**INFORMATION:**
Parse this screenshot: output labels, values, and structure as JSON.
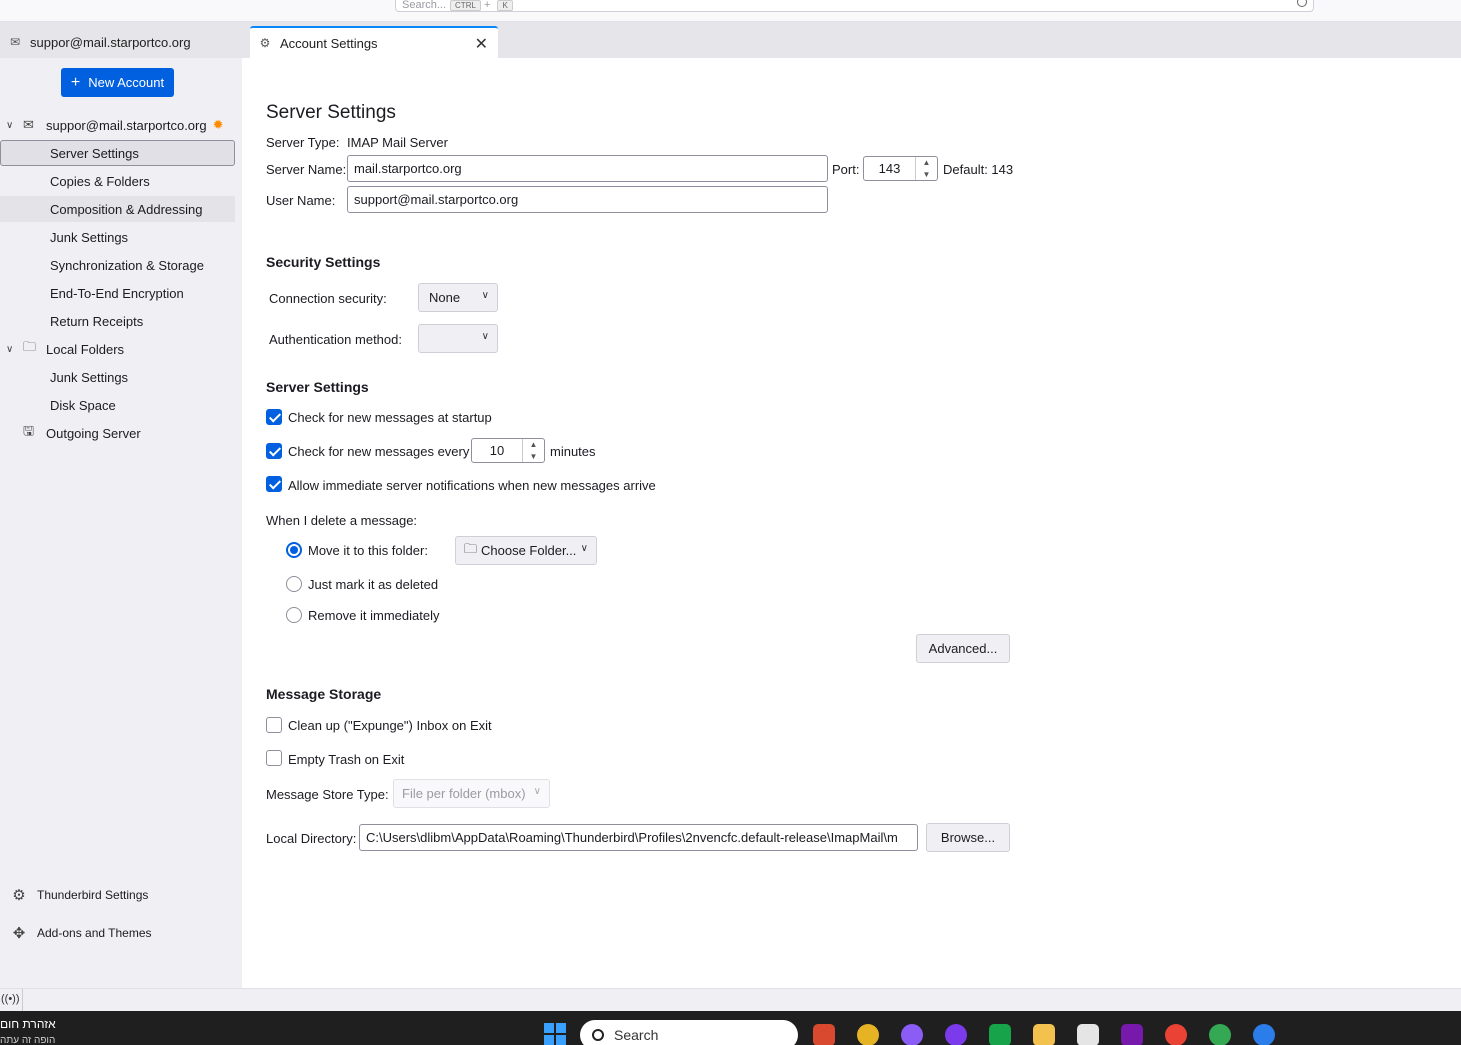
{
  "top_search": {
    "placeholder": "Search...",
    "key1": "CTRL",
    "plus": "+",
    "key2": "K"
  },
  "tabs": [
    {
      "label": "suppor@mail.starportco.org"
    },
    {
      "label": "Account Settings",
      "close": "✕"
    }
  ],
  "sidebar": {
    "new_account": "New Account",
    "account": "suppor@mail.starportco.org",
    "account_items": [
      "Server Settings",
      "Copies & Folders",
      "Composition & Addressing",
      "Junk Settings",
      "Synchronization & Storage",
      "End-To-End Encryption",
      "Return Receipts"
    ],
    "local_folders": "Local Folders",
    "local_items": [
      "Junk Settings",
      "Disk Space"
    ],
    "outgoing": "Outgoing Server",
    "thunderbird_settings": "Thunderbird Settings",
    "addons": "Add-ons and Themes"
  },
  "main": {
    "title": "Server Settings",
    "server_type_label": "Server Type:",
    "server_type_value": "IMAP Mail Server",
    "server_name_label": "Server Name:",
    "server_name_value": "mail.starportco.org",
    "port_label": "Port:",
    "port_value": "143",
    "default_label": "Default: 143",
    "user_name_label": "User Name:",
    "user_name_value": "support@mail.starportco.org",
    "security_heading": "Security Settings",
    "conn_security_label": "Connection security:",
    "conn_security_value": "None",
    "auth_method_label": "Authentication method:",
    "auth_method_value": "",
    "server_settings_heading": "Server Settings",
    "check_startup": "Check for new messages at startup",
    "check_every": "Check for new messages every",
    "check_every_value": "10",
    "minutes": "minutes",
    "allow_notifications": "Allow immediate server notifications when new messages arrive",
    "delete_label": "When I delete a message:",
    "move_to_folder": "Move it to this folder:",
    "choose_folder": "Choose Folder...",
    "just_mark": "Just mark it as deleted",
    "remove_immediately": "Remove it immediately",
    "advanced": "Advanced...",
    "storage_heading": "Message Storage",
    "cleanup_inbox": "Clean up (\"Expunge\") Inbox on Exit",
    "empty_trash": "Empty Trash on Exit",
    "store_type_label": "Message Store Type:",
    "store_type_value": "File per folder (mbox)",
    "local_dir_label": "Local Directory:",
    "local_dir_value": "C:\\Users\\dlibm\\AppData\\Roaming\\Thunderbird\\Profiles\\2nvencfc.default-release\\ImapMail\\m",
    "browse": "Browse..."
  },
  "checkbox_state": {
    "check_startup": true,
    "check_every": true,
    "allow_notifications": true,
    "cleanup_inbox": false,
    "empty_trash": false
  },
  "radio_selected": "move_to_folder",
  "taskbar": {
    "hebrew1": "אזהרת חום",
    "hebrew2": "הופה זה עתה",
    "search": "Search"
  },
  "colors": {
    "accent": "#0060df",
    "tab_highlight": "#0a84ff",
    "star": "#ff8a00"
  }
}
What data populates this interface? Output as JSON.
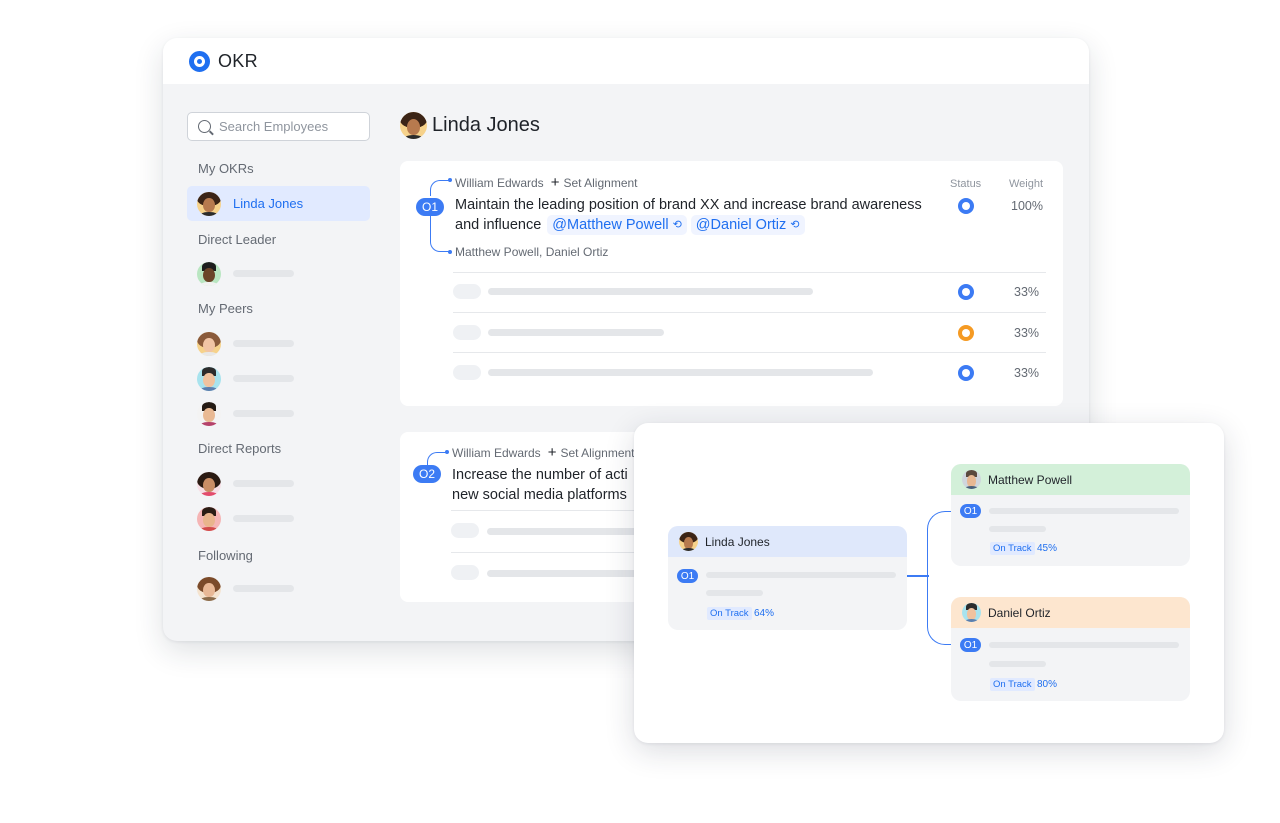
{
  "app": {
    "title": "OKR",
    "accent": "#1f6ff0"
  },
  "sidebar": {
    "search_placeholder": "Search Employees",
    "sections": {
      "my_okrs": "My OKRs",
      "direct_leader": "Direct Leader",
      "my_peers": "My Peers",
      "direct_reports": "Direct Reports",
      "following": "Following"
    },
    "active_user": "Linda Jones"
  },
  "main": {
    "profile_name": "Linda Jones",
    "columns": {
      "status": "Status",
      "weight": "Weight"
    },
    "objectives": [
      {
        "badge": "O1",
        "leader": "William Edwards",
        "set_alignment": "Set Alignment",
        "text": "Maintain the leading position of brand XX and increase brand awareness and influence",
        "mentions": [
          "Matthew Powell",
          "Daniel Ortiz"
        ],
        "aligned_by": "Matthew Powell, Daniel Ortiz",
        "weight": "100%",
        "status_color": "#3c7bf4",
        "key_results": [
          {
            "weight": "33%",
            "status_color": "#3c7bf4"
          },
          {
            "weight": "33%",
            "status_color": "#f59a23"
          },
          {
            "weight": "33%",
            "status_color": "#3c7bf4"
          }
        ]
      },
      {
        "badge": "O2",
        "leader": "William Edwards",
        "set_alignment": "Set Alignment",
        "text_line1": "Increase the number of acti",
        "text_line2": "new social media platforms"
      }
    ]
  },
  "alignment_view": {
    "owner": {
      "name": "Linda Jones",
      "badge": "O1",
      "status": "On Track",
      "progress": "64%"
    },
    "children": [
      {
        "name": "Matthew Powell",
        "badge": "O1",
        "status": "On Track",
        "progress": "45%",
        "header_color": "#d3f0d9"
      },
      {
        "name": "Daniel Ortiz",
        "badge": "O1",
        "status": "On Track",
        "progress": "80%",
        "header_color": "#fde6cf"
      }
    ]
  }
}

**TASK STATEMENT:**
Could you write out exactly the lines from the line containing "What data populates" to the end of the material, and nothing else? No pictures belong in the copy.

**TASK OUTPUT:**
What data populates this interface? Output as JSON.
{
  "app": {
    "title": "OKR",
    "accent": "#1f6ff0"
  },
  "sidebar": {
    "search_placeholder": "Search Employees",
    "sections": {
      "my_okrs": "My OKRs",
      "direct_leader": "Direct Leader",
      "my_peers": "My Peers",
      "direct_reports": "Direct Reports",
      "following": "Following"
    },
    "active_user": "Linda Jones"
  },
  "main": {
    "profile_name": "Linda Jones",
    "columns": {
      "status": "Status",
      "weight": "Weight"
    },
    "objectives": [
      {
        "badge": "O1",
        "leader": "William Edwards",
        "set_alignment": "Set Alignment",
        "text": "Maintain the leading position of brand XX and increase brand awareness and influence",
        "mentions": [
          "Matthew Powell",
          "Daniel Ortiz"
        ],
        "aligned_by": "Matthew Powell, Daniel Ortiz",
        "weight": "100%",
        "status_color": "#3c7bf4",
        "key_results": [
          {
            "weight": "33%",
            "status_color": "#3c7bf4"
          },
          {
            "weight": "33%",
            "status_color": "#f59a23"
          },
          {
            "weight": "33%",
            "status_color": "#3c7bf4"
          }
        ]
      },
      {
        "badge": "O2",
        "leader": "William Edwards",
        "set_alignment": "Set Alignment",
        "text_line1": "Increase the number of acti",
        "text_line2": "new social media platforms"
      }
    ]
  },
  "alignment_view": {
    "owner": {
      "name": "Linda Jones",
      "badge": "O1",
      "status": "On Track",
      "progress": "64%"
    },
    "children": [
      {
        "name": "Matthew Powell",
        "badge": "O1",
        "status": "On Track",
        "progress": "45%",
        "header_color": "#d3f0d9"
      },
      {
        "name": "Daniel Ortiz",
        "badge": "O1",
        "status": "On Track",
        "progress": "80%",
        "header_color": "#fde6cf"
      }
    ]
  }
}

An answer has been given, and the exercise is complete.